> WHAT TO PRODUCE
When the word "Info" shows up in a line of the data below, copy that whole line.

Saved entries:
┄┄┄┄┄┄

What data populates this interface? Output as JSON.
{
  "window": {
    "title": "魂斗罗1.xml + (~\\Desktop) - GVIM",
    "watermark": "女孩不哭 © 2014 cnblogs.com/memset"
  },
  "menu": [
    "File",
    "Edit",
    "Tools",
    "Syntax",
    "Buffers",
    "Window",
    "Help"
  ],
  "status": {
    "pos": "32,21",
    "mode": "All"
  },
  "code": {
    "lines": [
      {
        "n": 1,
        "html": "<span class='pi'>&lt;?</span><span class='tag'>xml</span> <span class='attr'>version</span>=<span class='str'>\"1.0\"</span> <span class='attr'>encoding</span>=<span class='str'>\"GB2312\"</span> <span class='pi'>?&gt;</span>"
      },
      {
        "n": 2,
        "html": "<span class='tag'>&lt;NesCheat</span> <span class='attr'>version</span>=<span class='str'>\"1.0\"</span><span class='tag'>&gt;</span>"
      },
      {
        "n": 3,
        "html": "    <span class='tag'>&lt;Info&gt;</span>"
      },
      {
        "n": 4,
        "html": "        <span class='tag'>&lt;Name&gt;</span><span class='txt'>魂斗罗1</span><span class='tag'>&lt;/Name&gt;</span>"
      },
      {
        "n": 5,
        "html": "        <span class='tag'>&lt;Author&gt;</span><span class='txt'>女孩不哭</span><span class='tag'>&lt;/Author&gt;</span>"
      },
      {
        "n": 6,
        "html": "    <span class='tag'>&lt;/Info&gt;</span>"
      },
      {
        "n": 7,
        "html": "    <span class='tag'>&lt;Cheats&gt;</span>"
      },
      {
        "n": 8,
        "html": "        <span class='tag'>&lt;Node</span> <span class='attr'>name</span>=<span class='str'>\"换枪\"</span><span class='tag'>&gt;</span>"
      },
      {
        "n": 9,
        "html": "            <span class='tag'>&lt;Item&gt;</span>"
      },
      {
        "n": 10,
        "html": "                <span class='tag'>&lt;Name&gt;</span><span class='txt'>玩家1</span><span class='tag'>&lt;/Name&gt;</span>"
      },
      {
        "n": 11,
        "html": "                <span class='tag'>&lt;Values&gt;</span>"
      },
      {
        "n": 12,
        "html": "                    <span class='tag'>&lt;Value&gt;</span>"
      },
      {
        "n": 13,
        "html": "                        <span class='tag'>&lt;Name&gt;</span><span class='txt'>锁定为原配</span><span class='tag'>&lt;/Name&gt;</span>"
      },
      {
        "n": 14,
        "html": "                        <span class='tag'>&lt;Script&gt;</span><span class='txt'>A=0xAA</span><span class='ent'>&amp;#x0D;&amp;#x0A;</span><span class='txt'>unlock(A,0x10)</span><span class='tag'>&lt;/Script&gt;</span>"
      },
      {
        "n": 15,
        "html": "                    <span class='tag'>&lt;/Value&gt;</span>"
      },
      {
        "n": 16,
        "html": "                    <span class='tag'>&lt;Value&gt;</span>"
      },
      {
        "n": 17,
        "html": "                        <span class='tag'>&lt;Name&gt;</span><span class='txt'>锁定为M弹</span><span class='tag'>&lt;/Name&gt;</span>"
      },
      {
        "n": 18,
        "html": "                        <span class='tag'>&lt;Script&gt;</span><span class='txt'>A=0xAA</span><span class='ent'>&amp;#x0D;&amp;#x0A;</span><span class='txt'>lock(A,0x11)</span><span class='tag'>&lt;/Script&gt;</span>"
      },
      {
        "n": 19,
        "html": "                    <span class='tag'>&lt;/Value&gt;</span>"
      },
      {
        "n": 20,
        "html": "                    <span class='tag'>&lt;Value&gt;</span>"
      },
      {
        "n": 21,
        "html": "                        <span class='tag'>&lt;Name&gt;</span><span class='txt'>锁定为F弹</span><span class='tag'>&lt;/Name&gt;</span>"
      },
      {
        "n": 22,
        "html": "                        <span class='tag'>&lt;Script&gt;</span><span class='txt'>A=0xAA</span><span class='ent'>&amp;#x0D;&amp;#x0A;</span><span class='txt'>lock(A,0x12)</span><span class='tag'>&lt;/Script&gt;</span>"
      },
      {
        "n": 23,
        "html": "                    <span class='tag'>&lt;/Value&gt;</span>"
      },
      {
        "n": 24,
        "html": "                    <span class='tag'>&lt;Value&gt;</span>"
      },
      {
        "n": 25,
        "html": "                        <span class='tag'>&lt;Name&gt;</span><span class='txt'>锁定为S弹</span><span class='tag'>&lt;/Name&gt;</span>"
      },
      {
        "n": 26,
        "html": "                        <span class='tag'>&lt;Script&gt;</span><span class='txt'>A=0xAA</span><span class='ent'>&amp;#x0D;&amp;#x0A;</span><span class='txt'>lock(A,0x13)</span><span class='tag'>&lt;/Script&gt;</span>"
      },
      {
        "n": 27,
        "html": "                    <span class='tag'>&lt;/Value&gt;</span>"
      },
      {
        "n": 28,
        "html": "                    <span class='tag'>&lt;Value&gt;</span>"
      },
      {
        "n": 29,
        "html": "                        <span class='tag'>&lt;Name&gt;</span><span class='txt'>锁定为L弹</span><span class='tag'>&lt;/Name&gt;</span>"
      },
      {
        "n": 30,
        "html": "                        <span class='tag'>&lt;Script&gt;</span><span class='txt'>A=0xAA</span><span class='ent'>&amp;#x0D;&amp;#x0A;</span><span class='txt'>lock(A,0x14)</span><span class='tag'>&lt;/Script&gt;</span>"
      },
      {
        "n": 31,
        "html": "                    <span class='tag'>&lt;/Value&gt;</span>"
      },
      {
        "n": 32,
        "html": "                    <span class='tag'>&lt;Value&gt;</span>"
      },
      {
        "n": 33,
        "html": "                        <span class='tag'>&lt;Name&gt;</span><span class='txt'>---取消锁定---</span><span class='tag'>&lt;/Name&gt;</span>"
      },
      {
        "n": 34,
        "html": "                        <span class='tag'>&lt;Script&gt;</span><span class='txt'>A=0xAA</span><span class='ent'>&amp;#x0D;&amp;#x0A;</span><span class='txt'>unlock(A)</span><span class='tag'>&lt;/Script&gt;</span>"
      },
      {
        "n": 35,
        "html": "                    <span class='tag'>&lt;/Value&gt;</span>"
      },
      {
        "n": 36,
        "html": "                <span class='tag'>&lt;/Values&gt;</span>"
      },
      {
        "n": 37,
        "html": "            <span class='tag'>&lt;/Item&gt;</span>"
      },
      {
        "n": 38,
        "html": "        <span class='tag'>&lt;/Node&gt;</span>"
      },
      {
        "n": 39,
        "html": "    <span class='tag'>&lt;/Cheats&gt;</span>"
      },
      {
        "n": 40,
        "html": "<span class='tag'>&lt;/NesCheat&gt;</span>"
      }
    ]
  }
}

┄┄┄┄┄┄

> OUTPUT OF THE TASK
        "html": "    <span class='tag'>&lt;Info&gt;</span>"
        "html": "    <span class='tag'>&lt;/Info&gt;</span>"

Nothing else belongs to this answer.